The split is driven by differing views over whether $70 a barrel would send USA shale companies into a production frenzy that could cause prices to crash.
Broader markets were roiled by U.S. President Donald Trump's decision to go ahead with tariffs in imported steel and aluminum, sparking fears of a trade war.
Official weekly US crude oil production and inventory figures are due to be published by the Energy Information Administration (EIA) later on Wednesday.
"There is a good chance you will get a new all time record in production", Bob Yawger, director of futures division at Mizuho Securities, said in a phone interview.
As crisis-stricken Venezuela is struggling with a steep decline in its oil production, India's average oil imports from the Latin American OPEC member have slumped over the last few months to their lowest level since 2012, Reuters reported on Tuesday, quoting industry and shipping sources.
Opec and a group of other producers led by Russian Federation have been withholding production since the start of 2017 to prop up prices.
Futures in NY were little changed after surging 3.2 percent Friday. The spread between the first two contracts settled at minus 4 cents, the first time it closed at a discount since January 22.
Brent crude futures were at $65.58 a barrel, up 9c or 0.1% from their previous close. The global benchmark traded at a $3.60 premium to May WTI. The Permian basin is seen leading the way with an 80,000/bbl increase.
That expected increase would top the 105,000 bpd climb in March from the previous month, to what was then expected to be a record high of 6.82 million bpd, the EIA said.
The EIA is due to publish its latest weekly US production data on Wednesday.

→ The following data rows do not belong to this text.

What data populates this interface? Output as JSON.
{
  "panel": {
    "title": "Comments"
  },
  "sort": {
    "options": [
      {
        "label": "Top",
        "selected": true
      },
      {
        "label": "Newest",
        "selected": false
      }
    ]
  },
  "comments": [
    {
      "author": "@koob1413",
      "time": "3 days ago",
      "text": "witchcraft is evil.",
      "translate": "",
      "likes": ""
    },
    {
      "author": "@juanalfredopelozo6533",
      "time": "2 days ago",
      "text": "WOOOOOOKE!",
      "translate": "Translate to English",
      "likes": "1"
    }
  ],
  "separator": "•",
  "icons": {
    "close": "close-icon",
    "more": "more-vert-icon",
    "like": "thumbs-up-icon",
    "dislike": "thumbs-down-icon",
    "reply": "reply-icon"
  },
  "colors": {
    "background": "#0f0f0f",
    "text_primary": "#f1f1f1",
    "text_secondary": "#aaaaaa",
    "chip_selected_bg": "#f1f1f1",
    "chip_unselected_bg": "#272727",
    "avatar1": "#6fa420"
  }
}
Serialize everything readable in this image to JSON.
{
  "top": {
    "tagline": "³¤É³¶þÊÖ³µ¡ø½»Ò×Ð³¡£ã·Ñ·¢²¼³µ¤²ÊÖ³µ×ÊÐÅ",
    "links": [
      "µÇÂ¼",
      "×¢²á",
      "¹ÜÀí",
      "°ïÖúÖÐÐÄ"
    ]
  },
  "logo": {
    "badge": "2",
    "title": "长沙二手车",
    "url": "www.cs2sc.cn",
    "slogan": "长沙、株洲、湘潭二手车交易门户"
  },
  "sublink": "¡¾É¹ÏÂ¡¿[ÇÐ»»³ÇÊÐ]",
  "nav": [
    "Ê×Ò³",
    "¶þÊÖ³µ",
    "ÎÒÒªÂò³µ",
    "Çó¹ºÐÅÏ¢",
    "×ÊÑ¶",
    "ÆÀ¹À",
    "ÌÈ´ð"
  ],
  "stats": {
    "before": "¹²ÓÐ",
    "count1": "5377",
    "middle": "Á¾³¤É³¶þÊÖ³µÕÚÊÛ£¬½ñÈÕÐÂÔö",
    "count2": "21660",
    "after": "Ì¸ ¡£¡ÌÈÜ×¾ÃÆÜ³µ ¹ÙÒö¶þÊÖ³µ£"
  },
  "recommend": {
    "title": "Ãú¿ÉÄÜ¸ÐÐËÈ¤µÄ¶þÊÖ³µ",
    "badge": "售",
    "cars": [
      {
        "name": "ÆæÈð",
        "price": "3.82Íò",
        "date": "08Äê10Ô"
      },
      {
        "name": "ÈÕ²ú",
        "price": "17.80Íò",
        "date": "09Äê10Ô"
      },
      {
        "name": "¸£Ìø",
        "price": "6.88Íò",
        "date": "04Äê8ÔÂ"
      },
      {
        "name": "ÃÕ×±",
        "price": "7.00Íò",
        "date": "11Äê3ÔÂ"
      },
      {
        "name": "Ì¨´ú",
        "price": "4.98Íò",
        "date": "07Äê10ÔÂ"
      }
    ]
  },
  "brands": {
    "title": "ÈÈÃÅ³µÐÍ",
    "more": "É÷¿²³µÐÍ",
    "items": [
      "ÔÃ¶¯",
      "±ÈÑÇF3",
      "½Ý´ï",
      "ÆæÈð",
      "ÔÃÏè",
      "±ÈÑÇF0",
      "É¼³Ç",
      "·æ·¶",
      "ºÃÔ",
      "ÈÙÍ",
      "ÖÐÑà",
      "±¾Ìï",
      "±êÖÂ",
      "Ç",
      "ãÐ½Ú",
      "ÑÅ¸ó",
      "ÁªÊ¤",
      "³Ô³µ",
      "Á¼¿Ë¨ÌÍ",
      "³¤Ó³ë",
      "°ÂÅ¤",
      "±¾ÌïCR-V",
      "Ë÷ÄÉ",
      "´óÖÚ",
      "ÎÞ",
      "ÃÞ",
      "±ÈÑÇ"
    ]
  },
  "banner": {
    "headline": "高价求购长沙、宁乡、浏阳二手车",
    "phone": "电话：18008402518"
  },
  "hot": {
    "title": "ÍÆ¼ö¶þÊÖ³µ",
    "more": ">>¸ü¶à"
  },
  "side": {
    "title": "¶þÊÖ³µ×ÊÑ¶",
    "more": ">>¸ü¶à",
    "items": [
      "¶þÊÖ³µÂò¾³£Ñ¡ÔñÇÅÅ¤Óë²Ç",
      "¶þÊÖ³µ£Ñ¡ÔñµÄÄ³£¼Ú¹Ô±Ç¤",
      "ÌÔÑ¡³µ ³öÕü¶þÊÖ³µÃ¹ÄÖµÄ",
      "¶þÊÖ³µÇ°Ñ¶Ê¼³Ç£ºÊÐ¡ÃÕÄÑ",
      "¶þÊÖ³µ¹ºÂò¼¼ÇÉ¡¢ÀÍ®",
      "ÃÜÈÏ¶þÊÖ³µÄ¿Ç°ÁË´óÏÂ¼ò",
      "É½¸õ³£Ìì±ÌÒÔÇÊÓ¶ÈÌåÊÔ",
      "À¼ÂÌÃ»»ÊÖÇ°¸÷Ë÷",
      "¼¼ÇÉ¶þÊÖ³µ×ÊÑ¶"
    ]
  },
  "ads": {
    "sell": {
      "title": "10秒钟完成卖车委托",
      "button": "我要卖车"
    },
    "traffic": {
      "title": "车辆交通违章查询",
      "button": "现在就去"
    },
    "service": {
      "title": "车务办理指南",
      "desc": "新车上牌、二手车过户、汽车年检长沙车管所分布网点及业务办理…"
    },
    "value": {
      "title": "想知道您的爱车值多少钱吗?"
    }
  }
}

Support on Wednesday came from a report that USA crude inventories are not rising as much as expected during the spring season that is starting, implying healthy demand. Workers at Libya's Zawiya oil-export terminal started a strike on Monday over delayed salary payments, according to people with knowledge of the matter.